This morning at 7am we gathered again at St. Stephens for morning prayers and reading from the Gospel. Today we read sections in Mark and Luke, and followed Our Lord’s earthly ministry from right around His healing of the Centurion’s daughter through the Transfiguration on Mount Tabor, and ended at the questioning of Jesus by the Pharisees – the section that was read at last night’s Matins service.
As a theme this year, we’ve been focusing on watching Our Lord as He goes through Passion Week – how he responds and deals with those around Him – and what this tells us about how we are to live, but also about how He regards us. This “watching Jesus” is also applicable, of course, to the entire Gospel. Today what was striking was to watch how patient Jesus is with those around Him. Whether it is those who come to Him for healing, those who come to ask the way into the Kingdom, or those who are among His closest followers – time and again, Our Lord shows great patience with their lack of understanding, and even wavering faith.

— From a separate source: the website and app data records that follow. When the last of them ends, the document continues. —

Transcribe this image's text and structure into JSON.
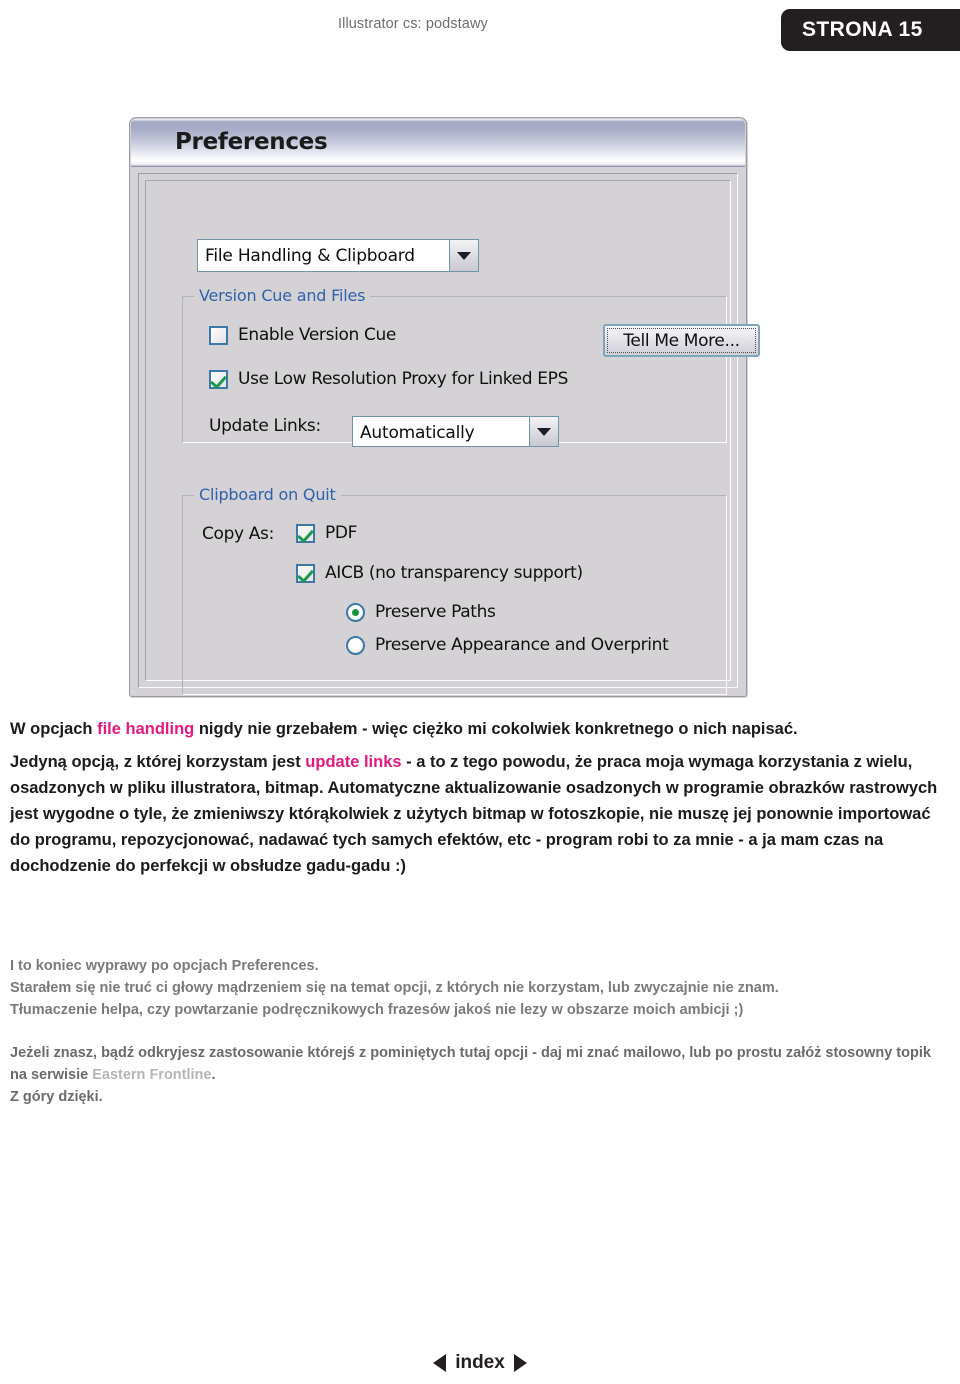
{
  "header": {
    "title": "Illustrator cs: podstawy",
    "page_badge": "STRONA 15"
  },
  "dialog": {
    "title": "Preferences",
    "category_combo": {
      "value": "File Handling & Clipboard",
      "arrow_icon": "chevron-down-icon"
    },
    "groups": [
      {
        "legend": "Version Cue and Files",
        "controls": [
          {
            "type": "checkbox",
            "label": "Enable Version Cue",
            "checked": false
          },
          {
            "type": "checkbox",
            "label": "Use Low Resolution Proxy for Linked EPS",
            "checked": true
          },
          {
            "type": "label",
            "label": "Update Links:"
          }
        ],
        "button": {
          "label": "Tell Me More..."
        },
        "update_links_value": "Automatically"
      },
      {
        "legend": "Clipboard on Quit",
        "copy_as_label": "Copy As:",
        "controls": [
          {
            "type": "checkbox",
            "label": "PDF",
            "checked": true
          },
          {
            "type": "checkbox",
            "label": "AICB (no transparency support)",
            "checked": true
          },
          {
            "type": "radio",
            "label": "Preserve Paths",
            "selected": true
          },
          {
            "type": "radio",
            "label": "Preserve Appearance and Overprint",
            "selected": false
          }
        ]
      }
    ]
  },
  "body": {
    "p1_a": "W opcjach ",
    "p1_link": "file handling",
    "p1_b": " nigdy nie grzebałem - więc ciężko mi cokolwiek konkretnego o nich napisać.",
    "p2_a": "Jedyną opcją, z której korzystam jest ",
    "p2_link": "update links",
    "p2_b": " - a to z tego powodu, że praca moja wymaga korzystania z wielu, osadzonych w pliku illustratora, bitmap. Automatyczne  aktualizowanie osadzonych w programie obrazków rastrowych jest wygodne o tyle, że zmieniwszy którąkolwiek z użytych bitmap w fotoszkopie, nie muszę jej ponownie importować do programu, repozycjonować, nadawać tych samych efektów, etc - program robi to za mnie - a ja mam czas na dochodzenie do perfekcji w obsłudze gadu-gadu :)",
    "p3_l1": "I to koniec wyprawy po opcjach Preferences.",
    "p3_l2": "Starałem się nie truć ci głowy mądrzeniem się na temat opcji, z których nie korzystam, lub zwyczajnie nie znam.",
    "p3_l3": "Tłumaczenie helpa, czy powtarzanie podręcznikowych frazesów jakoś nie lezy w obszarze moich ambicji ;)",
    "p4_a": "Jeżeli znasz, bądź odkryjesz zastosowanie którejś z pominiętych tutaj opcji -  daj mi znać mailowo, lub po prostu załóż stosowny topik na serwisie ",
    "p4_link": "Eastern Frontline",
    "p4_b": ".",
    "p4_c": "Z góry dzięki."
  },
  "footer": {
    "prev_icon": "triangle-left-icon",
    "label": "index",
    "next_icon": "triangle-right-icon"
  },
  "colors": {
    "accent_pink": "#e5197f",
    "group_legend_blue": "#2f62ab",
    "badge_dark": "#231f20"
  }
}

In the Gospel readings today, this point was made very strikingly when the disciples, having just recently seen not one but two miraculous feedings – the multiplication of the fishes and loaves on two occasions – they still worry about having enough bread as they set off. This lack of faith, and quick forgetfulness of what God had just done in front of their eyes is met not with an angry dismissal or even degrading insult — but rather correction and re-focusing by Our Lord to show them that the bread of life was indeed with them, and that they need not be anxious for things.
Our Lord’s patience with those around Him can be a great comfort to us, who also often show lack of faith and forgetfulness of God’s goodness and provision to us. It is delusional to read the stories in the Gospels, or even about the wavering faith of the children of Israel of old and think that we somehow would have “done better”. When we say this we need to ask ourselves, have I been anxious about money, or the future, or my circumstances? If I have, then I am no better than them. But, take hope! Our Lord does not abandon them, and He does not abandon us! Let us hope in His mercy and His patience with us as we strive to increase our faith in Him.